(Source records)
◆ ◆ ◆
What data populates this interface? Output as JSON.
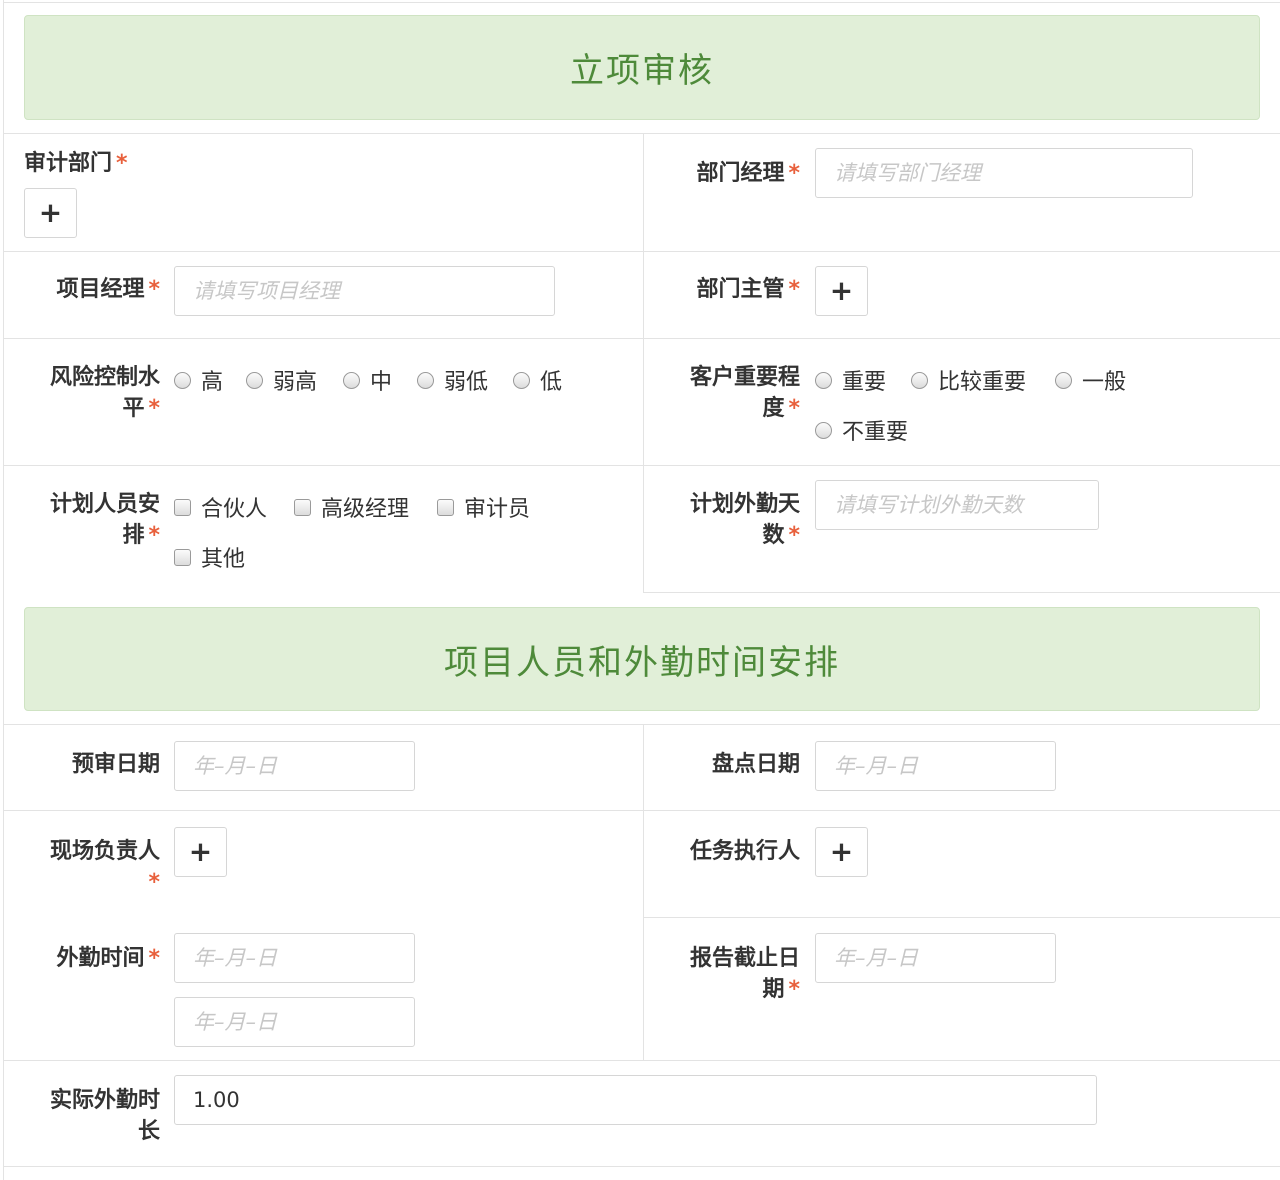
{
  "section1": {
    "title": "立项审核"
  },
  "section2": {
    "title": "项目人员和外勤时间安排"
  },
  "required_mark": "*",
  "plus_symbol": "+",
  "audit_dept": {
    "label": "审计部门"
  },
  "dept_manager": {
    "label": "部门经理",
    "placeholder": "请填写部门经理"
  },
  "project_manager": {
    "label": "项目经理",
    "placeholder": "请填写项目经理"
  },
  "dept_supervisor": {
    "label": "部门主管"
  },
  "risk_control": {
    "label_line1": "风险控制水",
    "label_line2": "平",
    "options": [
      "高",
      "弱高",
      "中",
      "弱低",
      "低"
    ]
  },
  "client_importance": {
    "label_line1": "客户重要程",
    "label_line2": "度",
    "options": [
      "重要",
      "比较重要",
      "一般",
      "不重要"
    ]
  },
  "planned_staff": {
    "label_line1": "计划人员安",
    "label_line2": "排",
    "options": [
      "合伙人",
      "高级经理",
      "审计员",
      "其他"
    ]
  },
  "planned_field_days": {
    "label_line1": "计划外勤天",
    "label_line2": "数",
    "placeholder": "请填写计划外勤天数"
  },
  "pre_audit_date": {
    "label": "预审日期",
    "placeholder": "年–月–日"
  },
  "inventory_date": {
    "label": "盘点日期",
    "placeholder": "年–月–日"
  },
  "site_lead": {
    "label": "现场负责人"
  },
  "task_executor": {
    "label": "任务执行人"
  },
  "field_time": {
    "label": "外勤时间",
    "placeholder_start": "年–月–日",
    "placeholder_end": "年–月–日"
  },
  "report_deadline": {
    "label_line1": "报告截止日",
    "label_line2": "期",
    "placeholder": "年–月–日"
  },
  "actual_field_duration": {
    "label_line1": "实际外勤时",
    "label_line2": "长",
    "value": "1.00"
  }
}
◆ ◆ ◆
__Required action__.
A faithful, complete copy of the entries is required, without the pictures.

__Task answer__.
What data populates this interface? Output as JSON.
{
  "section1": {
    "title": "立项审核"
  },
  "section2": {
    "title": "项目人员和外勤时间安排"
  },
  "required_mark": "*",
  "plus_symbol": "+",
  "audit_dept": {
    "label": "审计部门"
  },
  "dept_manager": {
    "label": "部门经理",
    "placeholder": "请填写部门经理"
  },
  "project_manager": {
    "label": "项目经理",
    "placeholder": "请填写项目经理"
  },
  "dept_supervisor": {
    "label": "部门主管"
  },
  "risk_control": {
    "label_line1": "风险控制水",
    "label_line2": "平",
    "options": [
      "高",
      "弱高",
      "中",
      "弱低",
      "低"
    ]
  },
  "client_importance": {
    "label_line1": "客户重要程",
    "label_line2": "度",
    "options": [
      "重要",
      "比较重要",
      "一般",
      "不重要"
    ]
  },
  "planned_staff": {
    "label_line1": "计划人员安",
    "label_line2": "排",
    "options": [
      "合伙人",
      "高级经理",
      "审计员",
      "其他"
    ]
  },
  "planned_field_days": {
    "label_line1": "计划外勤天",
    "label_line2": "数",
    "placeholder": "请填写计划外勤天数"
  },
  "pre_audit_date": {
    "label": "预审日期",
    "placeholder": "年–月–日"
  },
  "inventory_date": {
    "label": "盘点日期",
    "placeholder": "年–月–日"
  },
  "site_lead": {
    "label": "现场负责人"
  },
  "task_executor": {
    "label": "任务执行人"
  },
  "field_time": {
    "label": "外勤时间",
    "placeholder_start": "年–月–日",
    "placeholder_end": "年–月–日"
  },
  "report_deadline": {
    "label_line1": "报告截止日",
    "label_line2": "期",
    "placeholder": "年–月–日"
  },
  "actual_field_duration": {
    "label_line1": "实际外勤时",
    "label_line2": "长",
    "value": "1.00"
  }
}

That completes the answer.